What is Fear in Regards to Sobriety?
The Big Book of Alcoholics Anonymous tells us that we are driven by a hundred forms of fear. That it is “An evil corroding thread.” Again, not necessarily phobias, but the fear that is driven by our instinctual needs.
When we act out of fear, it is commonly due to one of our three basic needs being threatened. These needs are security, social, and sexual instincts. Often times, when we feel that one of these areas are threatened, we do what we deem necessary to protect them at the time. This is when the fear driven actions come into play.
This is one that has been deeply ingrained in us for thousands of years. As a human being, we need to feel “a part of.” Whether it’s with our family, our friends, trends, whatever.
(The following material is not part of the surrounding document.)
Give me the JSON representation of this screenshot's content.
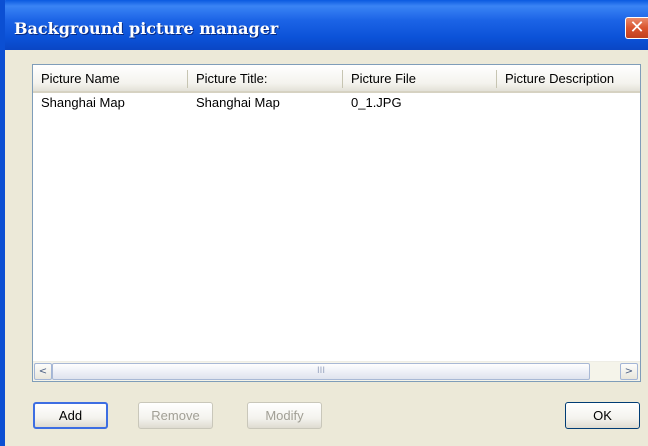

We need to know that we are not alone.
Often times, I myself have acted out of fear in order to feel like I belonged. Peer pressure was a guaranteed aggressor. I did drugs to fit in with my friends, or I would bully others to look cool (I was a real asshole). Nowadays, I have learned not to care so much about what other people think, but I do still need the love of my family and real friends. As an alcoholic, I mistreated them for years, as addicts usually do. I stole from them, lied to them, and manipulated them out of fear that my needs wouldn’t be met. However, after doing my steps, I have been able to realize where I was wrong and make amends to those I have hurt.
Like every other living thing on the planet, we have instinctual desires that require us to reproduce. We really are just animals deep down, granted, we have thumbs and the power of our own will. The drive to reproduce can often lead us into silly acts.
For example, when I would get lonely, and I’m sure I’m not alone on this, I would try to rekindle a dead flame with an ex. Even though I knew this act would end in shame and regret, I needed to feel loved and wanted sexually, thus opening Pandora’s box. Other common fear driven acts we alcoholics do to soothe our instinctual urges can vary. We may keep multiple partners at a time, or manipulate the one we are with, the list goes on and on.
However, if we are working a program and we do a thorough sex inventory during our 4th step, we will learn why and how our actions have hurt others out of our own fear.
This one can be a little trickier but is simple once broken down. From a psychological standpoint, security is in regards to having food, water, and shelter.
From an addict/alcoholic standpoint, this is commonly referred to feeling okay, aka, getting out of ourselves with our drug of choice that day.
I never put much thought into how much danger I put myself in, or where I would be sleeping at night, or if I’d eaten in days, as long as I knew I could get good and high that day.
Again, it wasn’t until I did a thorough 4th step that I realized that all of the pain I had put myself through was really just the result of my fear of not being okay. All I really lacked was a spiritual relief.
How Can We Learn to Stop Acting out of Fear?
Not necessarily an easy feat, but it’s one that can be done. At this point, we’ve discussed the three basic routes of all of our fears, and shed some light on why acting out of fear can be dangerous. If you’ve been following the pattern, you may have noticed that a 4th and then 5th step with a sponsor is all we have to do to learn how and why we do the things we do.
The answer is simply that. In order to stop acting out of fear, we have to work a 4th step to realize why we do it, and then follow through with the following steps to learn how to correct them.
Step 5 allows a sponsor to show us our patterns and defects and why we had them. Steps 6 and 7 allow us to give our Higher Power the permission to remove from us our defects of character. Steps 8 and 9 allow us to make amends to those we have hurt in the past. Steps 10 and 11 allow us to practice and improve our day to day encounters with ourselves, our fellow man, and our higher power. And the 12th step allows us to give back our knowledge to someone who is as lost as we once were, and to practice what we have learned on a day to day basis.
Other Helpful Tips
Practice positivity. Practice loving yourself. Practice loving others. Give more than you receive. Compliment more than you are complimented. Act out of compassion even when it’s not shown to you. Try to understand that we are put on this earth for one reason, and that is to help others. If you are putting in a conscious effort to get sober, then you will begin to feel your Higher Power in your life. Use it. It will help turn you from a selfish addict, acting out of fear, into a loving and compassionate piece of the puzzle.
Getting Help At Wayside House
If you are a woman struggling with addiction, Wayside House can help. We offer a women-only program and provide a safe, supportive environment to recover in. We have outstanding treatments and therapies that are often only found in more expensive programs. We offer a 90-day inpatient rehab with relapse prevention education, outpatient, and aftercare. Contact Wayside House at 800-655-0817 to learn more.